## What is required
Take every line from the listing below that contains "plans".

╭──

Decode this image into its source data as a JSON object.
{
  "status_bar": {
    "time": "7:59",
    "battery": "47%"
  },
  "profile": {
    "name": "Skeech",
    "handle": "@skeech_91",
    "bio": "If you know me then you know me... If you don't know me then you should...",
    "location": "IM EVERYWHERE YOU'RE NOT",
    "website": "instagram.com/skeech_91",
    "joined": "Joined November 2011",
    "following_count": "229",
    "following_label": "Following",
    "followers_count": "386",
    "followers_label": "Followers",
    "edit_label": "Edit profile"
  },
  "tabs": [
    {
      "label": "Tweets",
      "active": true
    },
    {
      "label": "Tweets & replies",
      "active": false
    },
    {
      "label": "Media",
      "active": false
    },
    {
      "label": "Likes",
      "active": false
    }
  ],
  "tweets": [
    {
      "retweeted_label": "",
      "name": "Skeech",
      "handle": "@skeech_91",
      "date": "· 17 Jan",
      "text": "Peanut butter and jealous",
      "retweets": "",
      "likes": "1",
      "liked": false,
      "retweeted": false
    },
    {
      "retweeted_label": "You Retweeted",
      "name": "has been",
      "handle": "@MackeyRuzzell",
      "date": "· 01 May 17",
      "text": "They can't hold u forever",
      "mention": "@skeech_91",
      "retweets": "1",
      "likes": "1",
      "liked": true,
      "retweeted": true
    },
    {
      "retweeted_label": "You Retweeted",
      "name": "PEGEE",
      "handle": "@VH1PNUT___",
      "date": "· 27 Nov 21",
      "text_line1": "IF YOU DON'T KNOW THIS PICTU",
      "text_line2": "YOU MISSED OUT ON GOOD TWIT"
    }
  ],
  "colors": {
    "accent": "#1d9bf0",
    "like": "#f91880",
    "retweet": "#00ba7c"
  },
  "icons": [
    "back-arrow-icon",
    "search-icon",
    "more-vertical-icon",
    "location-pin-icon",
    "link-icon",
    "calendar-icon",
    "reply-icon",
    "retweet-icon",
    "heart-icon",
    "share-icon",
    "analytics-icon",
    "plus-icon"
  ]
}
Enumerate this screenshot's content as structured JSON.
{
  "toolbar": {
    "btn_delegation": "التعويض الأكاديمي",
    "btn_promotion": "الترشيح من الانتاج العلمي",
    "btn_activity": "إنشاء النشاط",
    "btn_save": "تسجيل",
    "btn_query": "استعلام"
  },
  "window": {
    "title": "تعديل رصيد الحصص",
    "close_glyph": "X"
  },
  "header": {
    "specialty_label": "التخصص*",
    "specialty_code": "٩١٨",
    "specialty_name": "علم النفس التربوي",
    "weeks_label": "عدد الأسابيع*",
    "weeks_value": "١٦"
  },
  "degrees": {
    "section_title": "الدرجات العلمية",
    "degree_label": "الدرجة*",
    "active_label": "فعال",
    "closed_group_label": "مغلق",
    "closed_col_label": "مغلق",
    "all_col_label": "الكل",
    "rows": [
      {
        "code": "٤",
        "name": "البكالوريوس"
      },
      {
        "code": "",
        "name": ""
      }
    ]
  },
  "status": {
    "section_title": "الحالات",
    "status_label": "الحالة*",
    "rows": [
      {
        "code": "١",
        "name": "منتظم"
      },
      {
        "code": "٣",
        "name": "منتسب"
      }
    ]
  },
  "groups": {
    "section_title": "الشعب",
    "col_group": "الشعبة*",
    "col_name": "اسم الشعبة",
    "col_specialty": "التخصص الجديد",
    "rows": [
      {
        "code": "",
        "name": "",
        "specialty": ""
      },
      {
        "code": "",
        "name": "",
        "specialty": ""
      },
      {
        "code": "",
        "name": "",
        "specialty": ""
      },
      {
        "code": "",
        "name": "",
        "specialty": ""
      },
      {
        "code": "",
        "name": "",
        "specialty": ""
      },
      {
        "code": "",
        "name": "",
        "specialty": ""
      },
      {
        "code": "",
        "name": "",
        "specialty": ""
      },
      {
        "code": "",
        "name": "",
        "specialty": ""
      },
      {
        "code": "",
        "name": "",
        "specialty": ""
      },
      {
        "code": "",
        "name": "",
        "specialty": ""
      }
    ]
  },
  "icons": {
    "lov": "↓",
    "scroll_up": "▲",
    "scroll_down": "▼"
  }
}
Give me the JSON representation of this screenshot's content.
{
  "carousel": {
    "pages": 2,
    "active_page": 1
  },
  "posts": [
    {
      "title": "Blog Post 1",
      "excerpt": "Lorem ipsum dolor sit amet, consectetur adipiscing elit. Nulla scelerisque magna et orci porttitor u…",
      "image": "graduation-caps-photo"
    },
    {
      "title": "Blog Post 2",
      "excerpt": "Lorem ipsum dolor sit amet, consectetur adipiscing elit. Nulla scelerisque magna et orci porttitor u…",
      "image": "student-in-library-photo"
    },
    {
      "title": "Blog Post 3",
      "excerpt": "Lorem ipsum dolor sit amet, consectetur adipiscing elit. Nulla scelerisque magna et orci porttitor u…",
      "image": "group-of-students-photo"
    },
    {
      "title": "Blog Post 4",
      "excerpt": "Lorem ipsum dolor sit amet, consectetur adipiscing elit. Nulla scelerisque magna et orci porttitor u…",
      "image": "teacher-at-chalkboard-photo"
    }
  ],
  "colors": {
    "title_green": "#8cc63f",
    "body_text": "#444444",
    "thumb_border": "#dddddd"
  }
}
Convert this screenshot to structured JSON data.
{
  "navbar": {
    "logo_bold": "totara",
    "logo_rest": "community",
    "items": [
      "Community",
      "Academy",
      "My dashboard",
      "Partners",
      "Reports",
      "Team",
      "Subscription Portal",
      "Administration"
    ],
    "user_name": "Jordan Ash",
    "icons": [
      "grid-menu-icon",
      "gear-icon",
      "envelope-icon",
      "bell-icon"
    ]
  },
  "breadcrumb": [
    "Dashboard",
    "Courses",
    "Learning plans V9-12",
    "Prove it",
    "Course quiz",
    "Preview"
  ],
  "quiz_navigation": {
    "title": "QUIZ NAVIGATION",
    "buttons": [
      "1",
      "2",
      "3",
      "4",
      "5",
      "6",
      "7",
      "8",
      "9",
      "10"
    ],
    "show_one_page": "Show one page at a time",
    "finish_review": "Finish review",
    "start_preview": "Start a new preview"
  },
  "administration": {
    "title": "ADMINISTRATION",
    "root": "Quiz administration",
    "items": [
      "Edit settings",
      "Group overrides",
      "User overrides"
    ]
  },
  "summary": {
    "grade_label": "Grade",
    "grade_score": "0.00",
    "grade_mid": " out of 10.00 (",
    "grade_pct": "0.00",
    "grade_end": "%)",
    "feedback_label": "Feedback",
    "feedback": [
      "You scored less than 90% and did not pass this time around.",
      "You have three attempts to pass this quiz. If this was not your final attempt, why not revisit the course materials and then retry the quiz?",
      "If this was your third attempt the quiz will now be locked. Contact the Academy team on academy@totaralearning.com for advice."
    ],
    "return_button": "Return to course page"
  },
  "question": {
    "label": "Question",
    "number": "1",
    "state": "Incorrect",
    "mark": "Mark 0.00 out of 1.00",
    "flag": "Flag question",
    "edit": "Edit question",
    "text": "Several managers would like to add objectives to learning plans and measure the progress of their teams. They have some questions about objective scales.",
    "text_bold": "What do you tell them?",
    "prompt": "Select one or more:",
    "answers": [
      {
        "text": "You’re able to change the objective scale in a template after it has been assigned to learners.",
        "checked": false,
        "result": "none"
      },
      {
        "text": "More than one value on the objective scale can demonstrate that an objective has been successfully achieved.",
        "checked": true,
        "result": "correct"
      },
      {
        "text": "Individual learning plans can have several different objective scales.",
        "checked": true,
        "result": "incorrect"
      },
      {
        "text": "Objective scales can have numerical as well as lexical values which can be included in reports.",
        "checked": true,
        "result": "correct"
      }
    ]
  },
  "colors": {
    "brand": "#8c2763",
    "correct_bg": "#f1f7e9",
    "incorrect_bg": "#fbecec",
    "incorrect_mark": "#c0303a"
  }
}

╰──

## Your solution
    "Learning plans V9-12",
    "text": "Several managers would like to add objectives to learning plans and measure the progress of their teams. They have some questions about objective scales.",
        "text": "Individual learning plans can have several different objective scales.",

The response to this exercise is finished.